We regret to announce that Peter Wilkinson, former Project Manager for Wanstead Park, died at the weekend. Peter’s involvement with the park began in 2010, and his contribution to the progress we have made since then has been incalculable. FWP Chairman John Meehan says –
“Sadly Peter died at the weekend after two years of fighting an untreatable Hodgkinson Lymphoma which, within the last month, transformed into an aggressive brain tumour and he died on Saturday 9th June. I am devastated as Peter was a close friend too and regularly came to London and eat with us and was a fellow surfer in our sorties in Cornwall. Myself Peter and Max regularly visited Thames Chase to watch the progress. We last visited a year ago (see picture).

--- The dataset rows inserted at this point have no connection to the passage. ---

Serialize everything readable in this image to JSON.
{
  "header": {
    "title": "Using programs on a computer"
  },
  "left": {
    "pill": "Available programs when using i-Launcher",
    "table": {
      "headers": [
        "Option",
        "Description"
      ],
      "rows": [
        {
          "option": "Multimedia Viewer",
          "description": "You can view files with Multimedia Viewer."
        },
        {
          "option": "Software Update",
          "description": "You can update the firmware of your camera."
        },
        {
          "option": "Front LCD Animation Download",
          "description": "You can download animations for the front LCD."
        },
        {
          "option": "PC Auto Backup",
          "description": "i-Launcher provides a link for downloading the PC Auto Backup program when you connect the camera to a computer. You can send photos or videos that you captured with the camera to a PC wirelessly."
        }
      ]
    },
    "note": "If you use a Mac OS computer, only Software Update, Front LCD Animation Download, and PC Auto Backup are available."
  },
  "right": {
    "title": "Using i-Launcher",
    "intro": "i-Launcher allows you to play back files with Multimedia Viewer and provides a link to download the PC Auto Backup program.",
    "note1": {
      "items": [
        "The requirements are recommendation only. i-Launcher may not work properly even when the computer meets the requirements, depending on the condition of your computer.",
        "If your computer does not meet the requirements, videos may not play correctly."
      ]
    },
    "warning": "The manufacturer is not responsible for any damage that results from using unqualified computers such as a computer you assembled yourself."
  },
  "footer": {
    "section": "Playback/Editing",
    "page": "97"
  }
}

Peter started his career as a Ranger. At Essex County Council he became Head of Ways Through Essex, leading the bridleways team. In 1990 he became one of the first Director of the 12 Community Forests, Thames Chase covering Brentwood, Thurrock, Havering and Barking and Dagenham. He wrote the Thames Chase Plan published in 1992. He used his enthusiasm and creativity to make the Forest come to life starting new traditions of “Beating the Bounds”,” Apple Day”, “The Big Splash” and the “Babes in the Wood Copses”. In 1996 move to Bristol City Park where he became Head of Parks and looked after the great historic parks of Ashton Court, Blaise Castel and Stoke Park. More recently he set up his own green space business where he has continued to leave huge legacies. He was instrumental in setting up the Wandle Valley Trust in SW London. He worked on the restoration of Wanstead Park and the Thames Estuary Path in Essex. In most recent years he managed the restoration of Leyton Jubilee Park in Waltham Forest.

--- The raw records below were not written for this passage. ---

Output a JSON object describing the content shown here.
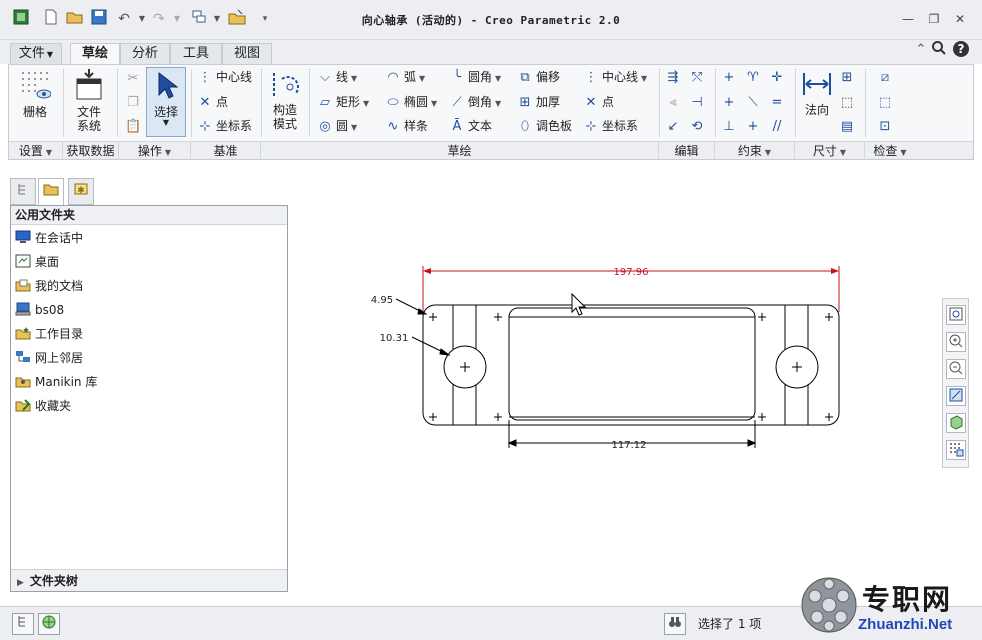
{
  "window": {
    "title": "向心轴承 (活动的) - Creo Parametric 2.0"
  },
  "tabs": [
    {
      "label": "文件",
      "active": false
    },
    {
      "label": "草绘",
      "active": true
    },
    {
      "label": "分析",
      "active": false
    },
    {
      "label": "工具",
      "active": false
    },
    {
      "label": "视图",
      "active": false
    }
  ],
  "ribbon": {
    "grid_label": "栅格",
    "file_system_label": "文件\n系统",
    "select_label": "选择",
    "datum": {
      "centerline": "中心线",
      "point": "点",
      "coordsys": "坐标系"
    },
    "construction_label": "构造\n模式",
    "sketch": {
      "line": "线",
      "rectangle": "矩形",
      "circle": "圆",
      "arc": "弧",
      "ellipse": "椭圆",
      "spline": "样条",
      "fillet": "圆角",
      "chamfer": "倒角",
      "text": "文本",
      "offset": "偏移",
      "thicken": "加厚",
      "palette": "调色板",
      "centerline": "中心线",
      "point": "点",
      "coordsys": "坐标系"
    },
    "normal_label": "法向",
    "groups": {
      "setup": "设置",
      "get_data": "获取数据",
      "operations": "操作",
      "datum": "基准",
      "sketching": "草绘",
      "editing": "编辑",
      "constrain": "约束",
      "dimension": "尺寸",
      "inspect": "检查"
    }
  },
  "navigator": {
    "header": "公用文件夹",
    "folders": [
      {
        "label": "在会话中",
        "icon": "monitor-icon"
      },
      {
        "label": "桌面",
        "icon": "desktop-icon"
      },
      {
        "label": "我的文档",
        "icon": "documents-icon"
      },
      {
        "label": "bs08",
        "icon": "computer-icon"
      },
      {
        "label": "工作目录",
        "icon": "working-dir-icon"
      },
      {
        "label": "网上邻居",
        "icon": "network-icon"
      },
      {
        "label": "Manikin 库",
        "icon": "manikin-icon"
      },
      {
        "label": "收藏夹",
        "icon": "favorites-icon"
      }
    ],
    "folder_tree": "文件夹树"
  },
  "drawing": {
    "dims": {
      "overall_width": "197.96",
      "corner_radius": "4.95",
      "hole_dia": "10.31",
      "slot_width": "117.12"
    }
  },
  "status": {
    "selection": "选择了 1 项"
  },
  "watermark": {
    "cn": "专职网",
    "en": "Zhuanzhi.Net"
  },
  "colors": {
    "ribbon_icon": "#1f4e9e",
    "dimension_red": "#c0141c",
    "geometry": "#000000"
  }
}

Peter will, however, be remembered for his ability to cheerful (sometime against all odds!), creative and most of all fun. He took the view that if you wanted to engage people you should make it fun. He took Councillors on bus tours, sponsors on “safari” and set up concerts in the woods. He employed artists to re-interpret the landscape and created meaningful features which interpreted the Place. For those who worked with him, he will be sorely missed. We need champions like Peter who are persuasive and professional yet humorous, cheeky, cheerful and possibly a little anarchic! He has many many legacies but will be remembered in Essex for creating a platform for Thames Chase which has planted 1.3 million trees and created opens spaces of woods and meadow of 500 hectares, the equivalent of the ancient Hatfield Forest also in Essex.”